■ How to complete this task
Your copy should repeat each record below exactly and contain no images.

(Component data from apps and pages)
━━━━━━━━
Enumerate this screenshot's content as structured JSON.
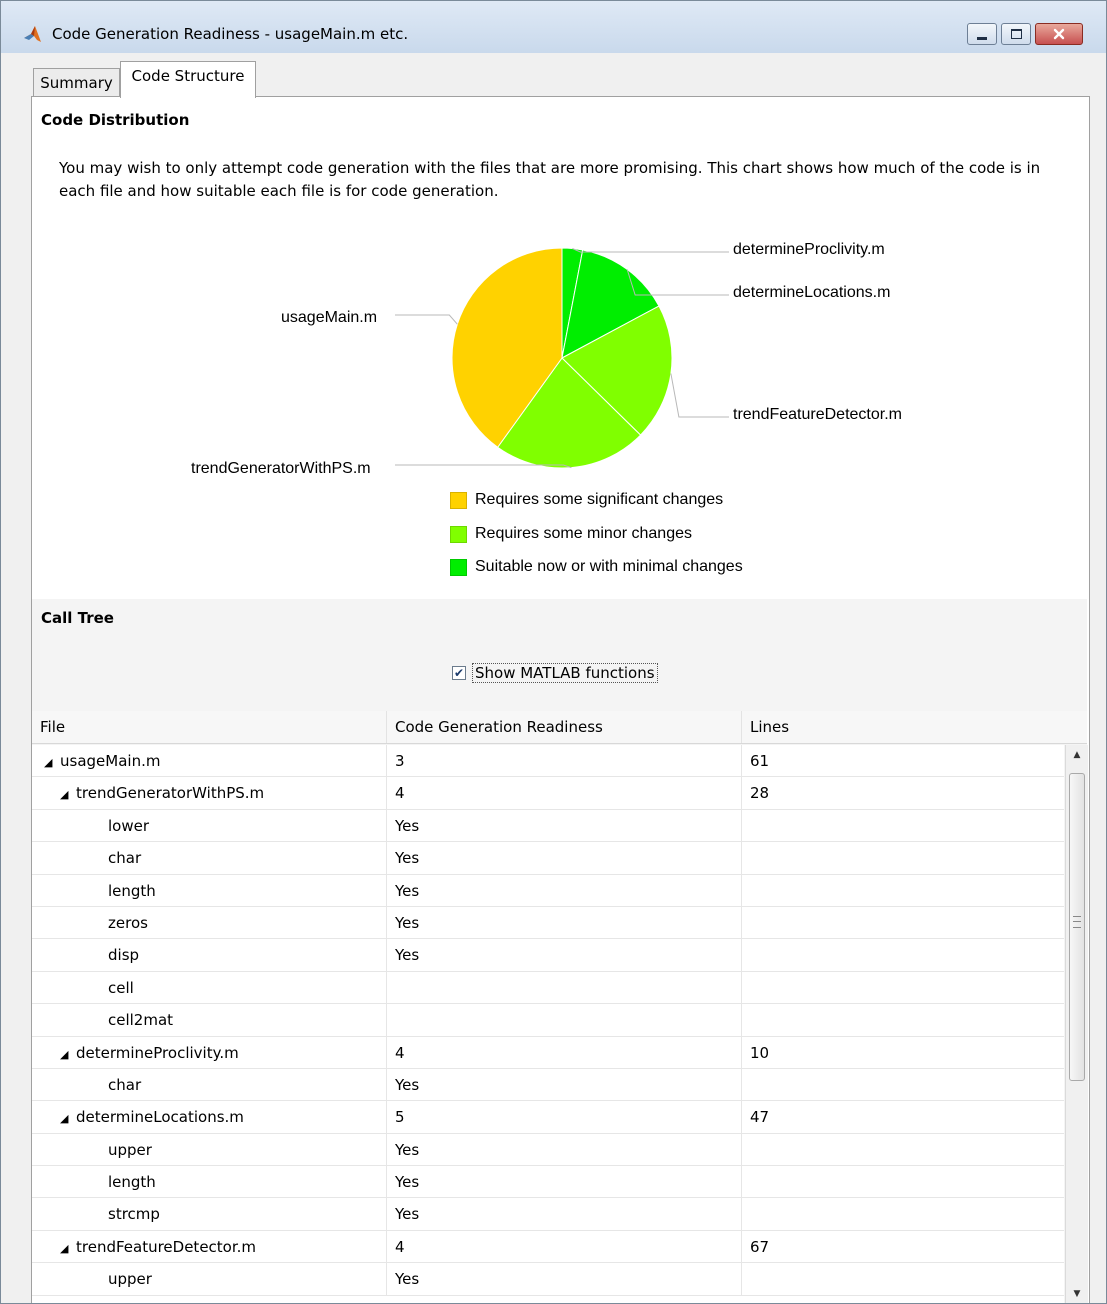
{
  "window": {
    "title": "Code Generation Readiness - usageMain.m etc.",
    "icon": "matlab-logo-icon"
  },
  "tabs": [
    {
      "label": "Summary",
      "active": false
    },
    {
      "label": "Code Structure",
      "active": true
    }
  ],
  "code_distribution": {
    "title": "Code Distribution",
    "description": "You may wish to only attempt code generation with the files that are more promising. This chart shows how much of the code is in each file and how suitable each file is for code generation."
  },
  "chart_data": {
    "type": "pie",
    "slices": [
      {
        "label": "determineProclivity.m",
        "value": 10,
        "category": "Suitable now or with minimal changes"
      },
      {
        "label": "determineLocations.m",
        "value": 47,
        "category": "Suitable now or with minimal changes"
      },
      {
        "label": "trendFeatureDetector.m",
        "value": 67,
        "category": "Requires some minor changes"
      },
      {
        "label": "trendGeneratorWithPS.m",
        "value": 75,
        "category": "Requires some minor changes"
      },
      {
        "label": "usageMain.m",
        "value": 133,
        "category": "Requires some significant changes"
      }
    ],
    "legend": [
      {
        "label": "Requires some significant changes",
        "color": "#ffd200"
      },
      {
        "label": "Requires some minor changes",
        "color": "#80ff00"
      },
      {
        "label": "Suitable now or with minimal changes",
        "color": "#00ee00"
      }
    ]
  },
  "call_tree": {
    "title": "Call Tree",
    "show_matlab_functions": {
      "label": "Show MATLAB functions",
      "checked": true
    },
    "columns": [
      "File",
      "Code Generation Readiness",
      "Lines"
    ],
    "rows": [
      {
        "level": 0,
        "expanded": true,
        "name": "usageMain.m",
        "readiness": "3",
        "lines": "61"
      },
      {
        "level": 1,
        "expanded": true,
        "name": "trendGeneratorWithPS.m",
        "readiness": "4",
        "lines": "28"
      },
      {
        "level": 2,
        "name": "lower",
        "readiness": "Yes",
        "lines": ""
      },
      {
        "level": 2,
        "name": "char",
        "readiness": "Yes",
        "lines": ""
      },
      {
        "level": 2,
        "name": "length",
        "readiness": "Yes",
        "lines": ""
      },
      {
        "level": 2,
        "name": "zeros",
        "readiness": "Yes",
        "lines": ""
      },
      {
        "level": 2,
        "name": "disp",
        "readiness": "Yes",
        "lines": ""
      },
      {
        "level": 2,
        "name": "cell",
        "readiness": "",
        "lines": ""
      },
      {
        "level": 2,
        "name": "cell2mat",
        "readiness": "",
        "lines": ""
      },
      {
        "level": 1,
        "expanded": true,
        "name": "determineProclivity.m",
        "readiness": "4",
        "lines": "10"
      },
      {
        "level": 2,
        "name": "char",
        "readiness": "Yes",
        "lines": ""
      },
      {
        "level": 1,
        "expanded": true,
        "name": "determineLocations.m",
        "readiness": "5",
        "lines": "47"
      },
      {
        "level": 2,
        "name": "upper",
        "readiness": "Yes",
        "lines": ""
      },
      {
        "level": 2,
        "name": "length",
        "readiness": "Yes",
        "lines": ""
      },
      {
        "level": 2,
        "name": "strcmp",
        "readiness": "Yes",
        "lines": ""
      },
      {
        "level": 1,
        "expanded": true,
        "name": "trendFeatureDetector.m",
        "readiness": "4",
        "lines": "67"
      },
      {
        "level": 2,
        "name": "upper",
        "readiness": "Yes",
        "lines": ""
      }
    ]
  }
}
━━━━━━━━
■ Result
Enumerate this screenshot's content as structured JSON.
{
  "window": {
    "title": "Code Generation Readiness - usageMain.m etc.",
    "icon": "matlab-logo-icon"
  },
  "tabs": [
    {
      "label": "Summary",
      "active": false
    },
    {
      "label": "Code Structure",
      "active": true
    }
  ],
  "code_distribution": {
    "title": "Code Distribution",
    "description": "You may wish to only attempt code generation with the files that are more promising. This chart shows how much of the code is in each file and how suitable each file is for code generation."
  },
  "chart_data": {
    "type": "pie",
    "slices": [
      {
        "label": "determineProclivity.m",
        "value": 10,
        "category": "Suitable now or with minimal changes"
      },
      {
        "label": "determineLocations.m",
        "value": 47,
        "category": "Suitable now or with minimal changes"
      },
      {
        "label": "trendFeatureDetector.m",
        "value": 67,
        "category": "Requires some minor changes"
      },
      {
        "label": "trendGeneratorWithPS.m",
        "value": 75,
        "category": "Requires some minor changes"
      },
      {
        "label": "usageMain.m",
        "value": 133,
        "category": "Requires some significant changes"
      }
    ],
    "legend": [
      {
        "label": "Requires some significant changes",
        "color": "#ffd200"
      },
      {
        "label": "Requires some minor changes",
        "color": "#80ff00"
      },
      {
        "label": "Suitable now or with minimal changes",
        "color": "#00ee00"
      }
    ]
  },
  "call_tree": {
    "title": "Call Tree",
    "show_matlab_functions": {
      "label": "Show MATLAB functions",
      "checked": true
    },
    "columns": [
      "File",
      "Code Generation Readiness",
      "Lines"
    ],
    "rows": [
      {
        "level": 0,
        "expanded": true,
        "name": "usageMain.m",
        "readiness": "3",
        "lines": "61"
      },
      {
        "level": 1,
        "expanded": true,
        "name": "trendGeneratorWithPS.m",
        "readiness": "4",
        "lines": "28"
      },
      {
        "level": 2,
        "name": "lower",
        "readiness": "Yes",
        "lines": ""
      },
      {
        "level": 2,
        "name": "char",
        "readiness": "Yes",
        "lines": ""
      },
      {
        "level": 2,
        "name": "length",
        "readiness": "Yes",
        "lines": ""
      },
      {
        "level": 2,
        "name": "zeros",
        "readiness": "Yes",
        "lines": ""
      },
      {
        "level": 2,
        "name": "disp",
        "readiness": "Yes",
        "lines": ""
      },
      {
        "level": 2,
        "name": "cell",
        "readiness": "",
        "lines": ""
      },
      {
        "level": 2,
        "name": "cell2mat",
        "readiness": "",
        "lines": ""
      },
      {
        "level": 1,
        "expanded": true,
        "name": "determineProclivity.m",
        "readiness": "4",
        "lines": "10"
      },
      {
        "level": 2,
        "name": "char",
        "readiness": "Yes",
        "lines": ""
      },
      {
        "level": 1,
        "expanded": true,
        "name": "determineLocations.m",
        "readiness": "5",
        "lines": "47"
      },
      {
        "level": 2,
        "name": "upper",
        "readiness": "Yes",
        "lines": ""
      },
      {
        "level": 2,
        "name": "length",
        "readiness": "Yes",
        "lines": ""
      },
      {
        "level": 2,
        "name": "strcmp",
        "readiness": "Yes",
        "lines": ""
      },
      {
        "level": 1,
        "expanded": true,
        "name": "trendFeatureDetector.m",
        "readiness": "4",
        "lines": "67"
      },
      {
        "level": 2,
        "name": "upper",
        "readiness": "Yes",
        "lines": ""
      }
    ]
  }
}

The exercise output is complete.